As the ice moves, it plucks rock from the sides and bottom of the valleys. Rocks falling on the glacier from above mix with the glacial ice as well. Over long periods of time the sandpaper-like quality of the moving ice and rock scours and reshapes the land into broad U-shaped valleys, sharp peaks, and lake-filled basins.
Tree-ring studies indicate that retreat of the recent glaciation began about 1850. When Glacier National Park was established in 1910, there were more than 150 glaciers within the national park compared to about one fourth of that number now. Retreat rates appear to have been slow until about 1910. There was a period of rapid retreat during the mid- to late 1920s. This corresponds to a period of warmer summer temperatures and decreased precipitation in this region. Several of the larger glaciers separated into two smaller glaciers at this time. The Jackson and Blackfoot Glaciers separated as did the Grinnell and Salamander Glaciers. If the current rate of recession continues, it is estimated that there won't be any glaciers in Glacier National Park by 2030.
DISTINCTIVE FEATURES OF OUR MOUNTAINS
What sets our mountains apart?

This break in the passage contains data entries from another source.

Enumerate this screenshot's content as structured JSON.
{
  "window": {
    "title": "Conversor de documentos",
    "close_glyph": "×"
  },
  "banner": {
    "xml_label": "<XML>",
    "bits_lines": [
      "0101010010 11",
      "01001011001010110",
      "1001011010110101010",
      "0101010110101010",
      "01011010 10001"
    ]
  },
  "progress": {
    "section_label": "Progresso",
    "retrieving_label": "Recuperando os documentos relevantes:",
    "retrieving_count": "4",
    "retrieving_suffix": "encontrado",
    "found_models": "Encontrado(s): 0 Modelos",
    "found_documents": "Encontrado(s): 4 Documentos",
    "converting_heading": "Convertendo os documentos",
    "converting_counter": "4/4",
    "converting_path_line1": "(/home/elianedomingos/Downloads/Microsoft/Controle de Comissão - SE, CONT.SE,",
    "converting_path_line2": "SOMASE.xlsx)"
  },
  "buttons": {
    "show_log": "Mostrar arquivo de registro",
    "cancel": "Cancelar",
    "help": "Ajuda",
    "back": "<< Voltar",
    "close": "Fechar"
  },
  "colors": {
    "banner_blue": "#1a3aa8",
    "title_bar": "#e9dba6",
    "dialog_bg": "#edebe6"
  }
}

- There is a relatively flat lying Lewis Thrust sheet from which our mountains formed. The mountains of Waterton-Glacier are a result of one major fault and many minor ones, instead of many major and minor faults often found in mountain ranges, such as the front ranges of Banff and Jasper National Parks in Alberta. The fault extends from south of Marias Pass north 348 miles (560 km) to Banff NP, thrust in a northeasterly direction and coming to rest after millions of years. Most of the horizontal displacement occurred in the Waterton-Glacier area.
- The ancient rocks of the Belt Sea that form our mountains have much less limestone (limestone is mainly a byproduct of sea life) and fewer fossils than the younger rock exposed in most of the Rockies.
- The Lewis Thrust sheet was displaced about 50 miles (80 km), as opposed to thrust sheets in the rest of the Rockies that were displaced over much shorter distances.
- The varied colors of the rock in the mountains, including the reds, greens and maroons are the result of small amounts of various iron minerals.
- There is an abrupt transition of mountains and prairie. Although the disturbed subsurface rock structures typical of foothills are present here, they are covered by glacial debris.
- Here is the oldest exposed sedimentary rock in the entire Rocky Mountain chain – 1.6 billion years old.